And The Tories. Historically born from the Royalist Rump a bunch of Cavaliers who were more than ready to do the Kings bidding. In the early eighteenth century, when out of favour, they had no scruple in giving military plans to the French Monarchy. They were happy to wage war on the American Colonies, invade revolutionary France, set off a bloodbath in Ireland. In the nineteenth, they were the party of both reaction at home, overseeing the Peterloo Massacre in 1819, and Imperialism abroad. In the early twentieth century, they were willing to bring the country to the verge of civil war over Ireland in 1914 “Ulster will fight, and Ulster will be right!” they cried. In the twenties and thirties, they flirted with Fascism, and in the nineteen seventies and eighties, they backed and supported the Juntas of Chile and Argentina in their anti-communist crusade. One Government minister gave a speech in Buenos Aires in 1981, stating that Britain and the Argentina of torture and the disappeared were united against the same enemies. In 1982, the good people of Port Stanley found this to be not quite the case…
…four miners died during the great strike of 1984/5. Shoot to kill. The Bloody Sunday Massacre of 1972 all these happened under Tory rule.
The Police are a (supposedly) accountable source of legitimate violence in our society, governed by its laws and customs.
For twenty-five years, middle England has been filling the seats of “Les Miserables” – a musical that makes heroes of the ABC Society – students who were willing to overthrow the state in 1830s France – do you hear the people sing..?
To deny that violence is part of politics is historically dishonest, and morally suspect – especially in the light of the events of the past few months.

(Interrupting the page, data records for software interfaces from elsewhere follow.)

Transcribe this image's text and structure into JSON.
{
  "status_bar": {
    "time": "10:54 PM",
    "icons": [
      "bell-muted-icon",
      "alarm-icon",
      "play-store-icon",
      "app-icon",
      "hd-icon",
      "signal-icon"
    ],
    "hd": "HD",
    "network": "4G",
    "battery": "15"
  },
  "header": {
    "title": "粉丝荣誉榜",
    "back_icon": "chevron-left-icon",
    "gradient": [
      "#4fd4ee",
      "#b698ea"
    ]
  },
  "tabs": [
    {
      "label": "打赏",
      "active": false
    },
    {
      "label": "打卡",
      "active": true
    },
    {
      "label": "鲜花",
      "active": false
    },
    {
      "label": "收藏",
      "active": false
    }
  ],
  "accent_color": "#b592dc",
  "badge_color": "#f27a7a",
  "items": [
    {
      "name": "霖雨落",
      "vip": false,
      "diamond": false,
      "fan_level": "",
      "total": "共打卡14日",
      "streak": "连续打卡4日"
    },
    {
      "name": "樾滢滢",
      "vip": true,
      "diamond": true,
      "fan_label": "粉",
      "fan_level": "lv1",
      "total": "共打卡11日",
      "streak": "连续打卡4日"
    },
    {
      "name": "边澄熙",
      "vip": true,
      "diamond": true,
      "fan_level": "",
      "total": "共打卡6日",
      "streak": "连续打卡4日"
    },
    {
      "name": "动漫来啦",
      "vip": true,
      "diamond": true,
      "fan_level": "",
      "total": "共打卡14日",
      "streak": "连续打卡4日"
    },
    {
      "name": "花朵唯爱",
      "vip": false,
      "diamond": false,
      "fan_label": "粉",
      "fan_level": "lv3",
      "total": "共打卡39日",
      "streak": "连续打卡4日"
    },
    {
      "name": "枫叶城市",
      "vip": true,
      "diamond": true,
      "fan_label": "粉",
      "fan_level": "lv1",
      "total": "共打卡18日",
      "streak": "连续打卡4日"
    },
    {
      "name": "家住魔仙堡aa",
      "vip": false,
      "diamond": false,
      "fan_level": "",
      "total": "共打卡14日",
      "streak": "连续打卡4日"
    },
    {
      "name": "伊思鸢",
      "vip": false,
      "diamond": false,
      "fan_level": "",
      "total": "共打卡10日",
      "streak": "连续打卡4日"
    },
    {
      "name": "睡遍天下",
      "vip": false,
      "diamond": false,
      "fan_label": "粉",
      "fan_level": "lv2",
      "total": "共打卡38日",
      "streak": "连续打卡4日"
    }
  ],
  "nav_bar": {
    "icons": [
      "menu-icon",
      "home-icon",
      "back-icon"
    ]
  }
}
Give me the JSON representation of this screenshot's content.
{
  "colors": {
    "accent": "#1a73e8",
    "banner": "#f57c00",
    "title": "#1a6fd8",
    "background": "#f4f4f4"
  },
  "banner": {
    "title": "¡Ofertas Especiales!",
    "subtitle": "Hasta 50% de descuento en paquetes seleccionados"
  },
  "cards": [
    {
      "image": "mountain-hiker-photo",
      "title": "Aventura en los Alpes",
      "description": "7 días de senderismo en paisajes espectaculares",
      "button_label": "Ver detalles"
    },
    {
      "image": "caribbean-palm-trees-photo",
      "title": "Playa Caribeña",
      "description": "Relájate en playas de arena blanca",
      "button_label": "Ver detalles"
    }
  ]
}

Whilst opposing those self-appointed guardians of “the revolutionary flame”, who have no interest in anything but furthering their agendas, regardless of real needs. I do not support the vandalism and barricades of last Saturday – yet I would like to see the whole picture. we already know that The Met like breaking heads and often arrest the wrong person. I also have no problem in general with non-violent direct action. I certainly question the wisdom of using such tactics on Saturday – it would have been better not to take the limelight away from mass protest.
Gandhi once said that “Poverty is the worst form of violence” and he had a point. Yet those who smashed windows on Saturday fundamentally missed the point, leaving all of us open to attacks from the hypocrites of the right.